And put its tail through in between the two,
And up behind along the reins outspread it. Ivy was never fastened by its barbs
Unto a tree so, as this horrible reptile
Upon the other's limbs entwined its own.
They had been made, and intermixed their color ;
Nor one nor other seemed now what he was ;
Upward along the paper a brown color, 65
The other two looked on, and each of them
Cried out: “O me, Agnello, how thou changest !
Behold, thou now art neither two nor one.” Already the two heads had one become,
When there appeared to us two figures mingled
Into one face, wherein the two were lost. Of the four lists were fashioned the two arms,
The thighs and legs, the belly and the chest
Members became that never yet were seen. Every original aspect there was cancelled ;
Two and yet none did the perverted image
Appear, and such departed with slow pace. Even as a lizard, under the great scourge
Of days canicular, exchanging hedge,
Lightning appeareth if the road it cross ; Thus did appear, coming towards the bellies
Of the two others, a small fiery serpent,
Livid and black as is a peppercorn. And in that part whereat is first received
Our aliment, it one of them transfixed;
Then downward fell in front of him extended.
Nay, rather with feet motionless he yawned,
He at the serpent gazed, and it at him;
One through the wound, the other through the mouth
Smoked violently, and the smoke commingled.

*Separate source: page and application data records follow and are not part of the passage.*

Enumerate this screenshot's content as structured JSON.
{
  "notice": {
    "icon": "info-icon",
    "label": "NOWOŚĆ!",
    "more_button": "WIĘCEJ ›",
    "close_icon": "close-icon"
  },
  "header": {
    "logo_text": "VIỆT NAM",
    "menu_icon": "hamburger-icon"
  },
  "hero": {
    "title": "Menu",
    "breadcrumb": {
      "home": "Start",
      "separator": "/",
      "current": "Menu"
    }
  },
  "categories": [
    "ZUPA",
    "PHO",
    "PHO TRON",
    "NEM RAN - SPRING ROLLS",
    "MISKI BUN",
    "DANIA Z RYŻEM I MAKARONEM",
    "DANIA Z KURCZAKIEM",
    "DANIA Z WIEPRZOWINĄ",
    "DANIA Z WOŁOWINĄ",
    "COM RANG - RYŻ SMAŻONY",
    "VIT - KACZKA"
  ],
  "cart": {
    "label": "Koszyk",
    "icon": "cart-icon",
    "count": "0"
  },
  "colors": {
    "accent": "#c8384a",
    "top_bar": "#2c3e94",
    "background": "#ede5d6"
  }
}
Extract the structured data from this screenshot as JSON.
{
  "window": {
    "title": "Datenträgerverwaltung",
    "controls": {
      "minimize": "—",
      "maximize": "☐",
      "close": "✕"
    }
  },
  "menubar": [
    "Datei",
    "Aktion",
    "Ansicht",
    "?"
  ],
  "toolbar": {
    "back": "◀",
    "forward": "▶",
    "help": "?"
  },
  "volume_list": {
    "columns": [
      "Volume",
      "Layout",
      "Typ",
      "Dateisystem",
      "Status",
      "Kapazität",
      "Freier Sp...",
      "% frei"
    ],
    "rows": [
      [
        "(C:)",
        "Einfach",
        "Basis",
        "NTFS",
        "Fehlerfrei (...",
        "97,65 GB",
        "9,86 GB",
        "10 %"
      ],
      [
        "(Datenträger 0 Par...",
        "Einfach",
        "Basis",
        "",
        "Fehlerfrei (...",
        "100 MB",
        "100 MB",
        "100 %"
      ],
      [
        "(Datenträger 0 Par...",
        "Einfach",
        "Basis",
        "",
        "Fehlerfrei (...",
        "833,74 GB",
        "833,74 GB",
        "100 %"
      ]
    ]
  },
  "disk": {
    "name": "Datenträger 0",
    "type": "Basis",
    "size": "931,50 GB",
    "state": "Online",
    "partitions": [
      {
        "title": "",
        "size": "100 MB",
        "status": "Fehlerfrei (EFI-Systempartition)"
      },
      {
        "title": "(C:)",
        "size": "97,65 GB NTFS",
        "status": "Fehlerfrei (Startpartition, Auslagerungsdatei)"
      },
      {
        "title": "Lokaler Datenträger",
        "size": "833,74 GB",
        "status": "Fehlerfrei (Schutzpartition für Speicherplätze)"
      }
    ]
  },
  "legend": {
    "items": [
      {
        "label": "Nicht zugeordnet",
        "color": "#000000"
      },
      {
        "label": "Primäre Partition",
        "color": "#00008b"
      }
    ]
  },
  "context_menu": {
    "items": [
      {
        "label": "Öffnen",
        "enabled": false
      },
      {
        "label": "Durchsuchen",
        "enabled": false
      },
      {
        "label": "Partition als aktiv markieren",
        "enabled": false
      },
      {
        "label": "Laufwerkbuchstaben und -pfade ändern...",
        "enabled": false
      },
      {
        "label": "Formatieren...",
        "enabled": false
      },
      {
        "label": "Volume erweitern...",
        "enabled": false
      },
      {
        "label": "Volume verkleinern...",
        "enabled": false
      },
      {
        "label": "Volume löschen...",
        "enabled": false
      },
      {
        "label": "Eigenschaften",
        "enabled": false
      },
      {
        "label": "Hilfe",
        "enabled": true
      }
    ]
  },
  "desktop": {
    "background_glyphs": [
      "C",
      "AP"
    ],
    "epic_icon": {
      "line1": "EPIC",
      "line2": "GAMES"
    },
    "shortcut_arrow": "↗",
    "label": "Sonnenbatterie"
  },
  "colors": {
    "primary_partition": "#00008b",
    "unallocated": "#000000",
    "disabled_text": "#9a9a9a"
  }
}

Henceforth be silent Lucan, where he mentions
Wretched Sabellus and Nassidius,
And wait to hear what now shall be shot forth. Be silent Ovid, of Cadmus and Arethusa ;
For if him to a snake, her to a fountain,
Converts he fabling, that I grudge him not; Because two natures never front to front
Has he transmuted, so that both the forms
To interchange their matter ready were. Together they responded in such wise,
That to a fork the serpent cleft his tail,
And eke the wounded drew his feet together. 105 The legs together with the thighs themselves.
Adhered so, that in little time the juncture
No sign whatever made that was apparent. He with the cloven tail assumed the figure
The other one was losing, and his skin
Became elastic, and the other's hard.
And both feet of the reptile, that were short,
Thereafter the hind feet, together twisted,
115 Became the member that a man conceals,
And of his own the wretch had two created. While both of them the exhalation veils
With a new color, and engenders hair
On one of them and depilates the other, 120 The one uprose and down the other fell,
Though turning not away their impious lamps,
Underneath which each one his muzzle changed. He who was standing drew it tow'rds the temples,
And from excess of matter, which came thither, 125
Issued the ears from out the hollow cheeks ; What did not backward run and was retained
Of that excess made to the face a nose,
And the lips thickened far as was befitting. He who lay prostrate thrusts his muzzle forward, 130
And backward draws the ears into his head,
In the same manner as the snail its horns; And so the tongue, which was entire and apt
For speech before, is cleft, and the bi-forked
In the other closes up, and the smoke ceases.
Along the valley hissing takes to flight,